According to Jingguo Wang, a University of Texas Arlington associate professor in the College of Business' Department of Information Systems and Operations Management, business folk are overconfident with regards to their ability to spot phishing attacks.
Research conducted along with Yuan Li from Columbia College, Missouri and HR Rao from the University of Texas at San Antonio suggests that a majority think they are smarter than the criminals sending the phishing emails. Which is probably why they end up falling for them.
Indeed, even one of the researchers nearly got caught out last year. Rao had recently sent a package via UPS so when he received a phishing mail using the ‘problem with a package' line to trick recipients into opening an attachment he admits he came close to falling for it.
The study, entitled ‘Overconfidence in Phishing Email Detection' was published in the Journal of the Association for Information Systems tested around 600 people by showing them a fifty-fifty mix of genuine phishing emails targeting financial institutions and genuine business emails from the same organisations.
Wang told Phys.org that the survey showed a need for feedback mechanisms within training to regulate confidence if such errors were to be avoided.
SC Media has been finding out if security industry agrees that staff may be getting trained to miss, rather than spot, threats.
We started by talking to Sarah Janes, managing director at Layer8, a company which specialises in training, awareness and delivering a security culture change.
SC Media asked Janes if phishing awareness training can always work, or can it create the kind of overconfident employees that the research mentions?
"Yes, but only if done in the right way" Janes says, continuing "take traditional phishing awareness; it will be one of two things, either several different example emails, some fake and some real, pointing out what you should look for; or alternatively, you get sent a fake phishing email and if you click through you get some sort of message telling you that it was illegitimate, but don't worry because this time it was just a test."
According to Sarah, the problem is when the real phishing email arrives and it is so sophisticated in its appearance and content that people are liable to be duped even if they've been well trained.
"That's because phishing emails prey on people's emotions and behaviour triggered by an emotion is difficult to train for," Janes explains, adding "the type of emotion we're talking about here is not wanting to make the boss mad because you haven't done something on time or that they asked for, or the fear of a penalty for not re-registering a domain name on time or completing a VAT return."
With the mass of data available on the internet it's easy for a hacker target companies during busy periods, or to garner organisational news via social media to make phishing emails read authentically.
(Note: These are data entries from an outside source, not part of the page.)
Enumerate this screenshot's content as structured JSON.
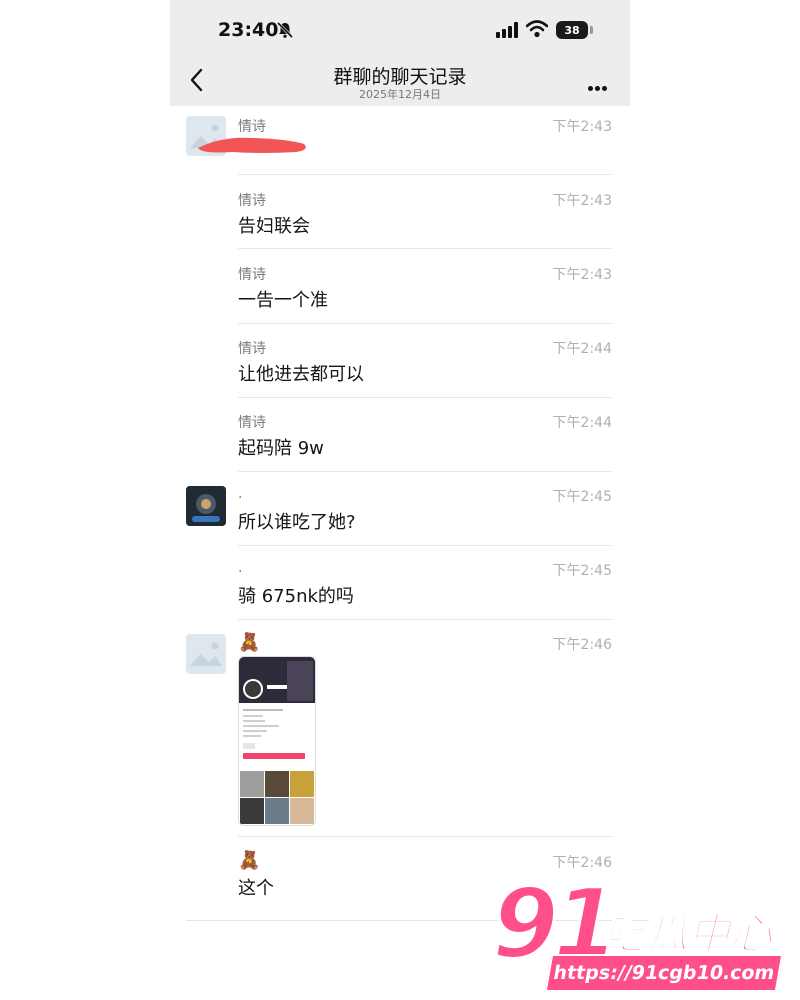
{
  "status_bar": {
    "time": "23:40",
    "battery": "38"
  },
  "nav": {
    "title": "群聊的聊天记录",
    "subtitle": "2025年12月4日"
  },
  "messages": [
    {
      "sender": "情诗",
      "time": "下午2:43",
      "text": ""
    },
    {
      "sender": "情诗",
      "time": "下午2:43",
      "text": "告妇联会"
    },
    {
      "sender": "情诗",
      "time": "下午2:43",
      "text": "一告一个准"
    },
    {
      "sender": "情诗",
      "time": "下午2:44",
      "text": "让他进去都可以"
    },
    {
      "sender": "情诗",
      "time": "下午2:44",
      "text": "起码陪 9w"
    },
    {
      "sender": ".",
      "time": "下午2:45",
      "text": "所以谁吃了她?"
    },
    {
      "sender": ".",
      "time": "下午2:45",
      "text": "骑 675nk的吗"
    },
    {
      "sender": "🧸",
      "time": "下午2:46",
      "text": ""
    },
    {
      "sender": "🧸",
      "time": "下午2:46",
      "text": "这个"
    }
  ],
  "watermark": {
    "number": "91",
    "text": "吃瓜中心",
    "url": "https://91cgb10.com"
  },
  "colors": {
    "header_bg": "#ededed",
    "watermark": "#ff4f8b",
    "redaction": "#f25555"
  }
}
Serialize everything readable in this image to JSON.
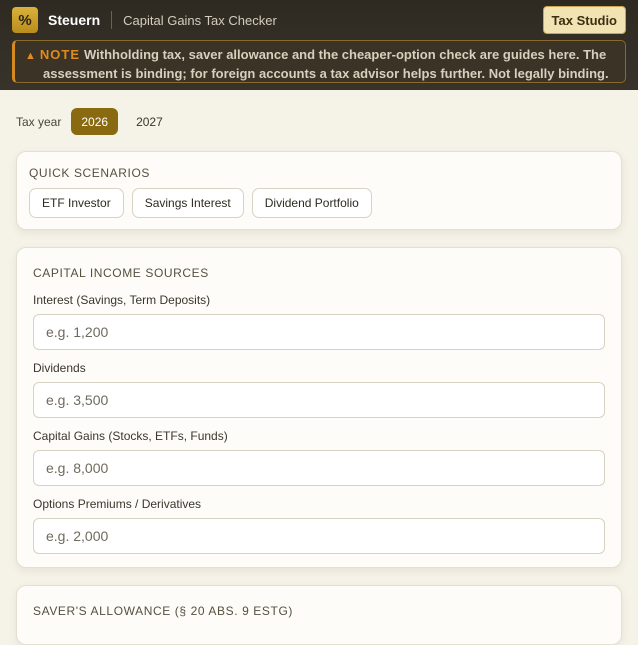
{
  "header": {
    "logo_glyph": "%",
    "brand": "Steuern",
    "app_title": "Capital Gains Tax Checker",
    "studio_button": "Tax Studio"
  },
  "note": {
    "icon": "warning-icon",
    "label": "NOTE",
    "line1": "Withholding tax, saver allowance and the cheaper-option check are guides here. The",
    "line2": "assessment is binding; for foreign accounts a tax advisor helps further. Not legally binding."
  },
  "tax_year": {
    "label": "Tax year",
    "options": [
      "2026",
      "2027"
    ],
    "selected": "2026"
  },
  "quick_scenarios": {
    "title": "QUICK SCENARIOS",
    "chips": [
      "ETF Investor",
      "Savings Interest",
      "Dividend Portfolio"
    ]
  },
  "sources": {
    "title": "CAPITAL INCOME SOURCES",
    "fields": [
      {
        "label": "Interest (Savings, Term Deposits)",
        "placeholder": "e.g. 1,200",
        "value": ""
      },
      {
        "label": "Dividends",
        "placeholder": "e.g. 3,500",
        "value": ""
      },
      {
        "label": "Capital Gains (Stocks, ETFs, Funds)",
        "placeholder": "e.g. 8,000",
        "value": ""
      },
      {
        "label": "Options Premiums / Derivatives",
        "placeholder": "e.g. 2,000",
        "value": ""
      }
    ]
  },
  "allowance": {
    "title": "SAVER'S ALLOWANCE (§ 20 ABS. 9 ESTG)"
  },
  "colors": {
    "accent": "#8a6a10",
    "warning": "#e28b1c",
    "header_bg": "#2e2a22",
    "page_bg": "#f5f2e8"
  }
}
Janes has seen phishing training work by using a process called ‘the hacker's perspective' which flips situations on their head and asks the question, ‘if you were trying to hack your business what would you do; write the phishing email that would get clicked on'.
"By getting people to think in this way they can identify the vulnerabilities," says Janes concluding, "understand their team's behaviours and practices and collaborate on best practice and self-checking."
Where traditional training helps, then, is measurement. Run a fake phishing campaign at the start, train in the normal way, then re-run the fake phishing email again. Layer8 has seen reductions in click-throughs of up to 45 percent using this metric.
We then spoke to a company CSO, Gunter Ollmann from Vectra Networks, who told us he wasn't a great fan of phishing training for two reasons:
"There's always a better mousetrap" Gunter insisted, adding "an informed attacker has the ability to make an attack indistinguishable from regular traffic so you end up training staff to be suspicious of every email." And the problem with that is it leads to an overall loss of business and time as hyper-vigilant employees investigate non threats.
Secondly, Gunter says, everyone has an off day. "An employee may be reading the suspicious email, hovers over the URL so they can inspect it as trained, but then accidently knocks the mouse or touchscreen and activates a link leading to a compromise" warns Gunter "should that honest mistake be penalised?"
Ian Trump, global security lead at SolarWinds MSP goes even further in his dislike of the kind of study that triggered this discussion in the first place. "I'm tired of studies that focus on one aspect of security, and say users suck, anti-virus sucks or <insert technology> sucks" Ian says "without looking at any other mitigation technology the study only proves that one solution used on its own sucks."
As Ian points out, it was inevitable that phishers would realise they could improve their chances of a payday by using spelling and grammar check in emails. And given enough time, effort, practice and skill a cyber-criminal (or nation state actor) can build an extremely-legitimate looking fraudulent email.
"So is it fair to heap the responsibility on the user?" Ian asks, concluding "it's disingenuous and unfair to study user confidence in detecting fraudulent emails without the technological layers in place to intercept the evil email in the first place. If your business security strategy relies on the user then you are not even close to mitigating the business risk of compromise..."